On June 15, 2012, the Obama Administration announced that it would offer many DREAM Act-eligible youths protection from deportation. These youths, whether or not they are currently in deportation proceedings, will be able to apply for “deferred action,” which would temporarily shield them from deportation and enable to live and work legally in the US.
The announcement sets forth five criteria that youths must meet to get deferred action:
- They must have come to the US before they turned 16;
- They must have not yet turned 30 when they apply;
- They must have continuously resided in the US since June 15, 2007, and must have been present in the US on June 15, 2012;
- They must currently be in school, have received a high school diploma or GED, or been honorably discharged from the US Armed Forces or the Coast Guard;
- They must not have been convicted of a felony, a “significant misdemeanor,” multiple misdemeanor offenses, or otherwise pose a threat to national security or public safety. Anyone applying for deferred action would need to go through a criminal background check.

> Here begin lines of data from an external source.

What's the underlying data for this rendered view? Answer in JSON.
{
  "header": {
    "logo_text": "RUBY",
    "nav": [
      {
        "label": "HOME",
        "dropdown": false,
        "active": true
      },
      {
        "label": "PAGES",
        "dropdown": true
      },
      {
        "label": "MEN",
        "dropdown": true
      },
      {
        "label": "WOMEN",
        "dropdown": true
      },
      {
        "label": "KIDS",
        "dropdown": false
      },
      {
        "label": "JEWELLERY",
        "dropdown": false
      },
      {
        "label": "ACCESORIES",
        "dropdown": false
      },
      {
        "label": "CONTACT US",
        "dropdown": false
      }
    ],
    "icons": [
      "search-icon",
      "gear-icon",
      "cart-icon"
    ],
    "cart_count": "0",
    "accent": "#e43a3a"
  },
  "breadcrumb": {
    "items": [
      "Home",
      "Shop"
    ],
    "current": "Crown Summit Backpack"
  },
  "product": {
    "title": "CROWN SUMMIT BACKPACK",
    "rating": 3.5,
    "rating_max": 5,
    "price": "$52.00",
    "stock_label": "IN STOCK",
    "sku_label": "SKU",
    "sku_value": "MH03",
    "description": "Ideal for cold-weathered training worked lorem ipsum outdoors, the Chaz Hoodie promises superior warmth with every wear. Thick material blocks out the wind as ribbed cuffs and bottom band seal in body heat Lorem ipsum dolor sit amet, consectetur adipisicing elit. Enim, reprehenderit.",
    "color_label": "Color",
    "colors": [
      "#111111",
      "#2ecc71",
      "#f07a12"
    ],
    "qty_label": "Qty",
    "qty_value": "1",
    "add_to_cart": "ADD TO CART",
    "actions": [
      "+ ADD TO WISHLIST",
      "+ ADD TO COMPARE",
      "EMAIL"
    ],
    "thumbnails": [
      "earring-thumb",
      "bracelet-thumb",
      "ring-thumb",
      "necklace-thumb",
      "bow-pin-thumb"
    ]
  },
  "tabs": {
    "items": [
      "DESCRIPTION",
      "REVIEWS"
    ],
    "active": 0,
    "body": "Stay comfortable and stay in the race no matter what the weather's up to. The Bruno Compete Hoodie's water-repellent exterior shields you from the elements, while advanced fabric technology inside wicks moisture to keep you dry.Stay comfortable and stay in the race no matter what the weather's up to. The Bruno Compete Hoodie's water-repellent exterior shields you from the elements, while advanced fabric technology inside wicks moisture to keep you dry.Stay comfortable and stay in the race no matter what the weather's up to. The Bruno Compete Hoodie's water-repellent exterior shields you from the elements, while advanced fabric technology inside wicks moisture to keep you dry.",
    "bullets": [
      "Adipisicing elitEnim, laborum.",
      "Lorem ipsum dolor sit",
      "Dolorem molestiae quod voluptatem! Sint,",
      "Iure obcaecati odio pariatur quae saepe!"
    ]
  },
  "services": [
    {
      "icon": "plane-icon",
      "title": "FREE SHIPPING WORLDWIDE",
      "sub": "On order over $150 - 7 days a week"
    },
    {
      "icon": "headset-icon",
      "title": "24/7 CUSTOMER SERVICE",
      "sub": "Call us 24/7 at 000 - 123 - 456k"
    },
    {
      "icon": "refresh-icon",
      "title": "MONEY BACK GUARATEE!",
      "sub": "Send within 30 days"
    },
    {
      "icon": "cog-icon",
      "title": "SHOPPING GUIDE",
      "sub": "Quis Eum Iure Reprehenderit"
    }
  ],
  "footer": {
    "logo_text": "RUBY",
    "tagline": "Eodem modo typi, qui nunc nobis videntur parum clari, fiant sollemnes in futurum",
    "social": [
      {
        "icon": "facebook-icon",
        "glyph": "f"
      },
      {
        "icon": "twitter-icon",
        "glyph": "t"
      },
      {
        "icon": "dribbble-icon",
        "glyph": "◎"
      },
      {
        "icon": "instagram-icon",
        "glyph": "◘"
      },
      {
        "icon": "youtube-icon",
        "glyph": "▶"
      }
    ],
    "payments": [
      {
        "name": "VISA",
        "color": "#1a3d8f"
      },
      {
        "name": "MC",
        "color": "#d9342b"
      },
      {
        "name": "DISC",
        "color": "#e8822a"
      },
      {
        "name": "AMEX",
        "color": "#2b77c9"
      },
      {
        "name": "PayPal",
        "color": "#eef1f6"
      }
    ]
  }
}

What deferred action involves
Deferred action is a form of protection that lasts two years. Anyone who gets deferred action would be able to get it renewed, but she would need to reapply near the end of the two years and have her case reviewed again. Someone who gets deferred action can apply for a work permit. DHS is also considering whether to allow travel outside the US. Deferred action does NOT put someone on track to get a green card or US citizenship.
To read more about this process will work, as well as the next steps we need to take in our fight for fair immigration laws, visit this link at Idaho Community Action Network.